        From an Uncle John's bathroom reader:

        "Bacteria are tiny little things, and they can get into places they're not supposed to be with surprising rapidity, where they are happy to procreate until they kill you. This isn't very smart on the part of the bacteria (killing one's host tends to cause the food supply to tap out), but it's not like bacteria have brains, and anyway, they live for about 20 minutes. What do they care?

        In order for bacteria to survive, they have to build a cell wall as they reproduce; antibiotics mess with the assembly process and keep the bacteria from building these walls. The bacteria die, exposed to the elements.

        Human beings, convinced as we are that anything worth doing is worth overdoing, have spent the better part of the last 60 years wantonly misusing antibiotics in lots of dumb ways. We use antibiotics for viral infections, which is pointless. We feed antibiotics to animals who aren't sick to make 'em bigger and fatter. We take antibiotics only until we feel better instead of following the directed medication course (If you feel better, you are better, right?)

        The result is that we've bred some amazingly drug-resistant strains of bacteria. We've got some TB bacteria running around these days that is, in fact, resistant to ever single antibiotic we can throw at it, even the incredibly toxic antibiotics that hurt you as much as they hurt the bug.

        And it's not just TB of course: Streptococcus, Staphylococcus, and Pneumococcus, heck, all of the really popular coccuses have virulently drug-resistant strains out there. Enterococcus faecalis and Pseudomonas aeruginosa are just waiting to poison your blood. And here's a thought for you: streptomycin-resistant e.coli has been found in the diapers of today's infants. Thing is, streptomycin hasn't been used to treat much of anything for decades.

        It's evolution, baby. Anyone who doesn't believe in the process is going to be mighty surprised when an ear infection sends them to the morgue.

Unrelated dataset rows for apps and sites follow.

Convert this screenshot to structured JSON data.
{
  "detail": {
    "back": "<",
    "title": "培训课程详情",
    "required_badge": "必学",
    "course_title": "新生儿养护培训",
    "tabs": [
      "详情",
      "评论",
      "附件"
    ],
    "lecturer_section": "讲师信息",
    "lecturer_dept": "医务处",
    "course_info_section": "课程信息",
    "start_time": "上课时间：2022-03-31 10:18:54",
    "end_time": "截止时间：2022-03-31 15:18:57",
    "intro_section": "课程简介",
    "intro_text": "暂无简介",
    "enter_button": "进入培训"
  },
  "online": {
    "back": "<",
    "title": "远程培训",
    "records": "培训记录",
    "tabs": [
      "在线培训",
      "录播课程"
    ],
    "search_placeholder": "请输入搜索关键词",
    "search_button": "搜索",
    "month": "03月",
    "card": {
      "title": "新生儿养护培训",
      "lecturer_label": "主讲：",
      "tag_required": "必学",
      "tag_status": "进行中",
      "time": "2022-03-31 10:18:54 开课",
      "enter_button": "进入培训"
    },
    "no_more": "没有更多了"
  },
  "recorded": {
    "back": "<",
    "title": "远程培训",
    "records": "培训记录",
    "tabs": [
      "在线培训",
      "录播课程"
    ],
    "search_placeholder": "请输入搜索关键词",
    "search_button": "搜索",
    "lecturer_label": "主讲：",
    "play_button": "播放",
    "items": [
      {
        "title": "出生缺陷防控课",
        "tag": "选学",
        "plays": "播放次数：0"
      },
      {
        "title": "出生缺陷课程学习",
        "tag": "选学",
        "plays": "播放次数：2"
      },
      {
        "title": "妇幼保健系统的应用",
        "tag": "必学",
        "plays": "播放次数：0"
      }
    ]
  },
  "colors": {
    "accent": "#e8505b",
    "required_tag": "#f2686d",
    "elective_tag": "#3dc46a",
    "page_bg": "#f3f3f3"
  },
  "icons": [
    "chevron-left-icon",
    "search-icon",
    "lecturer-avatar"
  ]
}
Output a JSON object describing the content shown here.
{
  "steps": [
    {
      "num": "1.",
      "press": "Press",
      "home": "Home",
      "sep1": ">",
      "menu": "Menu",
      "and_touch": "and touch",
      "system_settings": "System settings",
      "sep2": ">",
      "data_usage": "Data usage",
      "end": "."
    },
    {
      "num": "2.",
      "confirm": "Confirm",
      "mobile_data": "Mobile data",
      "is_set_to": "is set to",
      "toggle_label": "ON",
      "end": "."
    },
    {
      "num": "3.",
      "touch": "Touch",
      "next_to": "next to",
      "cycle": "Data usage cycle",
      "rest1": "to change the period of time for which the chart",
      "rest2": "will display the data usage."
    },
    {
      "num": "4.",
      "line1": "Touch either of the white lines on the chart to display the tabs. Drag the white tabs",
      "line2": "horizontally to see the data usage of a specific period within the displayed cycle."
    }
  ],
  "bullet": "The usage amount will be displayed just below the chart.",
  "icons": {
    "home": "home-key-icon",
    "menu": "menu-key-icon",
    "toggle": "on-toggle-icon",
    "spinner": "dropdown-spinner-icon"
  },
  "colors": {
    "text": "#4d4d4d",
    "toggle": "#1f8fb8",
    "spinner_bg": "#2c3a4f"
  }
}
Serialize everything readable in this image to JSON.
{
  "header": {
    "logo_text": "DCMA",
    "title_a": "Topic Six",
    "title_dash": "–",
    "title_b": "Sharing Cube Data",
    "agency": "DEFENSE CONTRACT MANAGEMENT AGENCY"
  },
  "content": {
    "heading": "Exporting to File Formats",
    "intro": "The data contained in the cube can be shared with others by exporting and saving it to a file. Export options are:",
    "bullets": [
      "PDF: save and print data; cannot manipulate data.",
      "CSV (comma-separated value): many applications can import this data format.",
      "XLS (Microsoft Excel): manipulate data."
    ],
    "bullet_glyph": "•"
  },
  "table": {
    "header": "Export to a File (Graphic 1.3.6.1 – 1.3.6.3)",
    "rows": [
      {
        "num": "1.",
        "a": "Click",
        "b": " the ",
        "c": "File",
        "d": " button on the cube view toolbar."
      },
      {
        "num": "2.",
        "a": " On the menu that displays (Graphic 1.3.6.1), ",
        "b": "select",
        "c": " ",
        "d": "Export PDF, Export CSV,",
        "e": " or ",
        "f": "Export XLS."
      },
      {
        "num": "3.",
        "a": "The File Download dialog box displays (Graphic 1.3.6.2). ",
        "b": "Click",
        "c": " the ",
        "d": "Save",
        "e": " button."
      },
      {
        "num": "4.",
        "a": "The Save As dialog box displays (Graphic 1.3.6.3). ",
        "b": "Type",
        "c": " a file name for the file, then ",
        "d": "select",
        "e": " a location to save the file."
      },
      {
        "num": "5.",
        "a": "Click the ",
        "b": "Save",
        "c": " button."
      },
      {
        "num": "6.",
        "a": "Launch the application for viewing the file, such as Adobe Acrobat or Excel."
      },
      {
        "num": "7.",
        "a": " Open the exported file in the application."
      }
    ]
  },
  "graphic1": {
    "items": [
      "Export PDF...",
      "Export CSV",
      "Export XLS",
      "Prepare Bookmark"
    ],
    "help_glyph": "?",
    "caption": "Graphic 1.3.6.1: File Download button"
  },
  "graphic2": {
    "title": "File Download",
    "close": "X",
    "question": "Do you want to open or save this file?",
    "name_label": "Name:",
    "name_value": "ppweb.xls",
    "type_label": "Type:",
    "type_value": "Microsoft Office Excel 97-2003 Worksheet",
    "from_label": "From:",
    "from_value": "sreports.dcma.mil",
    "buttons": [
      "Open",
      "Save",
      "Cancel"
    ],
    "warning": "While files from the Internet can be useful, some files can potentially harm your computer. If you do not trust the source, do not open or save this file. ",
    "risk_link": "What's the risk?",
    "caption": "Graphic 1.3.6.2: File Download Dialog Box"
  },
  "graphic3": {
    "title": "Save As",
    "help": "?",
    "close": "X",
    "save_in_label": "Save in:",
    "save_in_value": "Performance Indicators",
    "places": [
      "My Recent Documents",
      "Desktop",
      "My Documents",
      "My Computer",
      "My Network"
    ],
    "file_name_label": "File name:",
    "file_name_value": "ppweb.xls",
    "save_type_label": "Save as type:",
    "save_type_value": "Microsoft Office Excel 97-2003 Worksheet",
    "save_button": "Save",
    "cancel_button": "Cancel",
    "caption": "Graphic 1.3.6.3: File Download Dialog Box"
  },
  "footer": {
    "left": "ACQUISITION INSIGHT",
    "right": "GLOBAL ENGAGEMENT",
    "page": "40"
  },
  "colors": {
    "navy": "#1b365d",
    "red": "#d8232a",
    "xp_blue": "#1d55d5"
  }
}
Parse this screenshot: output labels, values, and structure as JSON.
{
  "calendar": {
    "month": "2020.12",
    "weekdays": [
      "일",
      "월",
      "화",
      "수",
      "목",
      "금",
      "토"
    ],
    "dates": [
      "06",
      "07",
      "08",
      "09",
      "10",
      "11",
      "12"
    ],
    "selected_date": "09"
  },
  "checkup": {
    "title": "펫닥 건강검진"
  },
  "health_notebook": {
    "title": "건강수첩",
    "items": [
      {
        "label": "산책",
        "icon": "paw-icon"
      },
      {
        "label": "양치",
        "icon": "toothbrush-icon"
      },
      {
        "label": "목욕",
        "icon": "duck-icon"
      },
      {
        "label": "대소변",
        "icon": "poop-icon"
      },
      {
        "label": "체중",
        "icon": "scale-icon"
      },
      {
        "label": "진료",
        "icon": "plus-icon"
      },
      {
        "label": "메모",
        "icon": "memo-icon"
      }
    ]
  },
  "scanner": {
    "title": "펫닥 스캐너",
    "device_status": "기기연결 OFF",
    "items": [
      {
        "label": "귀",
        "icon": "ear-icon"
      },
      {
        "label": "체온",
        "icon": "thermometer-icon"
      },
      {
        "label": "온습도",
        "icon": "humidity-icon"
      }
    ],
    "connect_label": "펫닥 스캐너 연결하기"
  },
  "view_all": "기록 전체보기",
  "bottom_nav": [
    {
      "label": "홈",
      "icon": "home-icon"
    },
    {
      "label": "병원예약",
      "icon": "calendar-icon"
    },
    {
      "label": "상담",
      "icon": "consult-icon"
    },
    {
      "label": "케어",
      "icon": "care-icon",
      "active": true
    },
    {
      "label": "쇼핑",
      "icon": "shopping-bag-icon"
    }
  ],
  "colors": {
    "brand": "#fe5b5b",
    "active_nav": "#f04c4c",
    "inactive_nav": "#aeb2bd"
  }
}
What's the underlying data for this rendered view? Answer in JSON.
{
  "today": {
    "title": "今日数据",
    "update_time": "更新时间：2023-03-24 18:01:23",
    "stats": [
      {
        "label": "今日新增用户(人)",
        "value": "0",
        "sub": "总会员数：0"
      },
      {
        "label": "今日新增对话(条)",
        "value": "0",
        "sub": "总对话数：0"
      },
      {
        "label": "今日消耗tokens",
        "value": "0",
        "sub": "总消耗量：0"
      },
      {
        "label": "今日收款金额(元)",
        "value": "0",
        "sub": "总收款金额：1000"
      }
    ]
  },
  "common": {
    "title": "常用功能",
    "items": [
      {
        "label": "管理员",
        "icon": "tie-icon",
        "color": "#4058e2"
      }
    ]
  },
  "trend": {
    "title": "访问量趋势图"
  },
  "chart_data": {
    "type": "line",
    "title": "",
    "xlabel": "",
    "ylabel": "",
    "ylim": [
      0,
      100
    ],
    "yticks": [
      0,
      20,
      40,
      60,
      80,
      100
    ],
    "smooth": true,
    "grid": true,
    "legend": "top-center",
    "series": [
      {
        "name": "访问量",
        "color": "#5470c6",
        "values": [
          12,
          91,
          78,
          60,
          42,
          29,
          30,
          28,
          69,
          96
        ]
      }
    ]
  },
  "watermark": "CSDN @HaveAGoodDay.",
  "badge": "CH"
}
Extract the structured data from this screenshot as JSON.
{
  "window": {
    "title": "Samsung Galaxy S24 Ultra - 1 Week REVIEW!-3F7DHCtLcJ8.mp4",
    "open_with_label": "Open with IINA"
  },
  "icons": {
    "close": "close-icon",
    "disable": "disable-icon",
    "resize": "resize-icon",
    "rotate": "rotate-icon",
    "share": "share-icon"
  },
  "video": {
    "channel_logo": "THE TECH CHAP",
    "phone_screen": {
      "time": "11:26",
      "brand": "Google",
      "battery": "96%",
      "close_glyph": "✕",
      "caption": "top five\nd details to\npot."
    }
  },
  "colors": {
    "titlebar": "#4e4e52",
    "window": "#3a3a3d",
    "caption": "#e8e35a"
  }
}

But what can I do about it, you ask? Well, for one, stop using that stupid antibacterial soap. You're just making things worse, you know."